For those of you who’ve bought refurbished products over the years, you’ve probably learned the secret that companies like Apple offer phones and tablets that were once new but are now back on the market at a discount as “refurbished” models at a discount. You get the same warranty but without the hassle of the sticker price, so it’s a no-brainer.
As a business broker, I see an analogy for purchasing existing vs. starting a new business or franchise here in the Triangle.
“ Why take the risk on location, menu, reputation, timing, brand fit… when instead you could jump in at the 3, 5, 7 year mark and buy a successful business that has all of these variables solved? ”
One point of confusion for entrepreneurs in the Triangle looking to start a business is the notion of Franchise vs. privately held businesses. They are not mutually exclusive; franchise businesses are privately held. So the question is whether to build a new franchise, buy an existing franchise, or buy an established independent business in the Triangle.
There are great brands like Valvoline, SuperCuts, and Molly Maid looking to grow their brands with new businesses in the Raleigh/Durham markets, but there are just as many opportunities like a “20 year history Classic Diner,” or “Established Children’s Clothing Reseller Franchise” for sale right now in our market.
So what’s the right fit for you?
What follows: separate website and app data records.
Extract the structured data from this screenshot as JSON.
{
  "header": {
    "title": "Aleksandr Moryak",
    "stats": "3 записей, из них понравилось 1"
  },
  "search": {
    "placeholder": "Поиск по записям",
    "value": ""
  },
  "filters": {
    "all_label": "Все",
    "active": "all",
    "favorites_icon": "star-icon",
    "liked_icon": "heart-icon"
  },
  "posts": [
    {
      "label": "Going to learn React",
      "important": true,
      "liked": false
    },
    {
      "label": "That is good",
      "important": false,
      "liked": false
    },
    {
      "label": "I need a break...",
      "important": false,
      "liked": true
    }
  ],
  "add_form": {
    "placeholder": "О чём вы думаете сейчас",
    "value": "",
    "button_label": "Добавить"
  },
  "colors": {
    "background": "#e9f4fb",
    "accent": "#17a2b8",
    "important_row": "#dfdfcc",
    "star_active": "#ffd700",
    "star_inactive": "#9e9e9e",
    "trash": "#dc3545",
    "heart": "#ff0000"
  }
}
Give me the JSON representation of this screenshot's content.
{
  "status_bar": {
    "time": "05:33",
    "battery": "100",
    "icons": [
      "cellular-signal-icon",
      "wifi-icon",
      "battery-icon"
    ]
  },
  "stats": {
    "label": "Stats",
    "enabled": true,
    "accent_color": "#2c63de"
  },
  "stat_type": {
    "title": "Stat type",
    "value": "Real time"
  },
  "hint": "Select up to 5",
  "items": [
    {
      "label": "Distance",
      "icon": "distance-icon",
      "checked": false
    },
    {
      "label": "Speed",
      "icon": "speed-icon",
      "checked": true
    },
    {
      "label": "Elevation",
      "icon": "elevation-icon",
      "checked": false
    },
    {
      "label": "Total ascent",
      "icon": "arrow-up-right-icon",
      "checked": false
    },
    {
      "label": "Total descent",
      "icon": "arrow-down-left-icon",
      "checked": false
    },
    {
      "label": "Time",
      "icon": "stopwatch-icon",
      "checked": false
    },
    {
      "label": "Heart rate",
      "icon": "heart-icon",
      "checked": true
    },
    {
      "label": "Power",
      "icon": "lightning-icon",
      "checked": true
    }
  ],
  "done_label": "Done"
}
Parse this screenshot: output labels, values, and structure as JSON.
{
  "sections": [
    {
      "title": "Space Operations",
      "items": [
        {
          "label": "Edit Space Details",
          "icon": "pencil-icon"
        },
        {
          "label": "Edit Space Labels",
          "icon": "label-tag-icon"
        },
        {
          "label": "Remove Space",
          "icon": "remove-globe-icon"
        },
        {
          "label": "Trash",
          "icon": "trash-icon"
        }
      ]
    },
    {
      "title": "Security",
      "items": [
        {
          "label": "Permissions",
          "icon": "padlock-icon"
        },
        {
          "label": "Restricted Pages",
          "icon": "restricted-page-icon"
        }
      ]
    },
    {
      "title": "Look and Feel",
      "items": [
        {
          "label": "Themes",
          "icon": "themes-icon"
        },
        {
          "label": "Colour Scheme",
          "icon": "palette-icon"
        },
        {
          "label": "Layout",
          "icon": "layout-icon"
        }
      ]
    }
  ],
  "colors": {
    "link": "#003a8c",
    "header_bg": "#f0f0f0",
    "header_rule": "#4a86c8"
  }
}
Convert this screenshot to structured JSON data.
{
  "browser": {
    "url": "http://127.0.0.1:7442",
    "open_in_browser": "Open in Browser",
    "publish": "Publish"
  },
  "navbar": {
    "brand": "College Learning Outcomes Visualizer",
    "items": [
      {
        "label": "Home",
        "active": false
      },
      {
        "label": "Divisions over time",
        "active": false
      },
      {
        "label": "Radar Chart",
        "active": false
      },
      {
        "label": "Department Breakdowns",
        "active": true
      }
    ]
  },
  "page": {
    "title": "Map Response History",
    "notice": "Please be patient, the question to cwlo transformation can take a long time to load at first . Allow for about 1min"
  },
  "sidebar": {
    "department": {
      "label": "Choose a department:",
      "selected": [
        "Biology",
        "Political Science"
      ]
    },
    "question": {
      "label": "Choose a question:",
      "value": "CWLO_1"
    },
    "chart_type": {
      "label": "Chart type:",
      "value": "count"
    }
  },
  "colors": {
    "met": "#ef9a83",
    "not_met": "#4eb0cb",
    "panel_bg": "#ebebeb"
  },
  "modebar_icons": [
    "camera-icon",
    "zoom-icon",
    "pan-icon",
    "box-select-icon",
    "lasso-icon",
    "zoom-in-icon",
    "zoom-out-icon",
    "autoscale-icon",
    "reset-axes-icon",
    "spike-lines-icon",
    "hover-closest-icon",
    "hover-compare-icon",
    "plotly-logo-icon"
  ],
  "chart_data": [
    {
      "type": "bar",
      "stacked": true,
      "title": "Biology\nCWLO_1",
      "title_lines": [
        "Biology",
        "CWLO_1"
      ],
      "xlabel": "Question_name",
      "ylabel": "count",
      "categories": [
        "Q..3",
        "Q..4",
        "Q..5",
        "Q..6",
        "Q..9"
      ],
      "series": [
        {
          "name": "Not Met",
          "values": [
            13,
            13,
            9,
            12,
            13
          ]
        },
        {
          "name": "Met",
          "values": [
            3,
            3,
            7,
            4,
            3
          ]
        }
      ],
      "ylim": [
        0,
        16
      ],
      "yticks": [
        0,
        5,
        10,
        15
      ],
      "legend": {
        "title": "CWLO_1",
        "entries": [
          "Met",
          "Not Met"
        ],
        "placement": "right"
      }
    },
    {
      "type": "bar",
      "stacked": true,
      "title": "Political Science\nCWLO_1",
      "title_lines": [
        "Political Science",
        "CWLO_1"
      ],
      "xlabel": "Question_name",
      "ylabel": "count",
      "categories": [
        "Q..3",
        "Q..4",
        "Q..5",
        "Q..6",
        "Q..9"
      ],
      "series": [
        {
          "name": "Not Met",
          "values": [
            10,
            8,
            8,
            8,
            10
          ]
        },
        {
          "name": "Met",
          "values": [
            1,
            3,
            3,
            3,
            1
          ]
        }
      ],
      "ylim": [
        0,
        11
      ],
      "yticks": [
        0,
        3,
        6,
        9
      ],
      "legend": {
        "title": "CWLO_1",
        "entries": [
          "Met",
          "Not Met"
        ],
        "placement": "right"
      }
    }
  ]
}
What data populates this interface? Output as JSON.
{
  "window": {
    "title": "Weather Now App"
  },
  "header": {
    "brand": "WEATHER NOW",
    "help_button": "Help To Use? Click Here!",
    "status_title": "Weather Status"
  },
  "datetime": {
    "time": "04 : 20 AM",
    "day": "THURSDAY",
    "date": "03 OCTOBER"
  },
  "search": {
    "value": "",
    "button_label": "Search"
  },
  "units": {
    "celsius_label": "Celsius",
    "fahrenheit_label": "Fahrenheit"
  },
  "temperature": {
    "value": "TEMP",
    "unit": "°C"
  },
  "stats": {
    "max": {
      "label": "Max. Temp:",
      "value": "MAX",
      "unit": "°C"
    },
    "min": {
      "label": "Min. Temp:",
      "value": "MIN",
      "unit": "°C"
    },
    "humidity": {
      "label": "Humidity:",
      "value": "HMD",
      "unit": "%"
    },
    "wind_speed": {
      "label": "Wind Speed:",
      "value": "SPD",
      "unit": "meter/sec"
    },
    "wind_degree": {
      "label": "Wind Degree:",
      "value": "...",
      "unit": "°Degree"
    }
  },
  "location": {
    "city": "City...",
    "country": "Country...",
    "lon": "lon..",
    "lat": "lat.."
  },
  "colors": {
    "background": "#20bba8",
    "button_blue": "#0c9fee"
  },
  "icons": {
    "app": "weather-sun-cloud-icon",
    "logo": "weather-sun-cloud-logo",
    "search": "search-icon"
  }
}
Here are a few things to ask yourself if you’re considering a new franchise versus buying an established business in the Triangle…
Are you a cowboy?
Franchises are made for people who like rules and structure. You will be buying a playbook, training, and support with a franchise and expected to follow the rules. If you’re a cowboy who doesn’t play by the rules, independent business ownership may be the right playground for you! It’s worth noting that each franchisor has their own management style and some are more controlling than others, so ask other franchisees about this when you are interviewing them.
Do you have the net worth?
While some Franchises have a low threshold for net worth, most of the big ones with brand recognition won’t consider you if your net worth is less than $500K and more often $1M+. The model includes laying down a sizeable franchise fee of $50-$250K+, often investing in “leasehold improvements” or Real Estate, and then building a business from zero revenue. For these reasons they want you to be able to support your current lifestyle for a while before your business is “in the black.” You may be able to afford more independently owned businesses than franchised opportunities, plus independent business owners will often offer seller finance to help you bridge the gap.
How big is your vision?
It’s important to realize that if you buy a franchise you are borrowing someone else’s brand, but if you buy someone else’s business, you’re buying something without limits. With some exceptions, you could buy an independent business and then create your own franchise. You could then sell your brand to other entrepreneurs. If you buy a franchise, your only option to grow the brand is to buy more of the same franchise. The McDonald’s story documented in the movie “The Founder” expands on this notion.
Always Hire a Professional
As a business broker with VR Business Brokers of the Triangle, I focus on selling businesses with cash flow (independent and established franchises), but I recognize that some people like to buy new franchises. Often these are “corporate refugees” who have enjoyed a successful career working for “the man” but are ready to have their own business.
They are used to having a formula, and often they have the resources to do it. I like to refer these people to folks like Rachel Cox of The Entrepreneur’s Source. Franchise brokers like Rachel help match people with the best franchise to fit their personality and skill set, and they do great work.
Ask yourself, where do you belong? Do you like to follow the playbook or make your own rules? Either way, we’re lucky to live in a market where there’s plenty of success to be had by anyone with the resources and ambition to get out there and build a business.
Neal Isaacs, MBA, CBI is a Business Broker and the owner of VR Business Brokers of the Triangle, located in Raleigh, NC. He writes about business and helps business owners discover their exit options.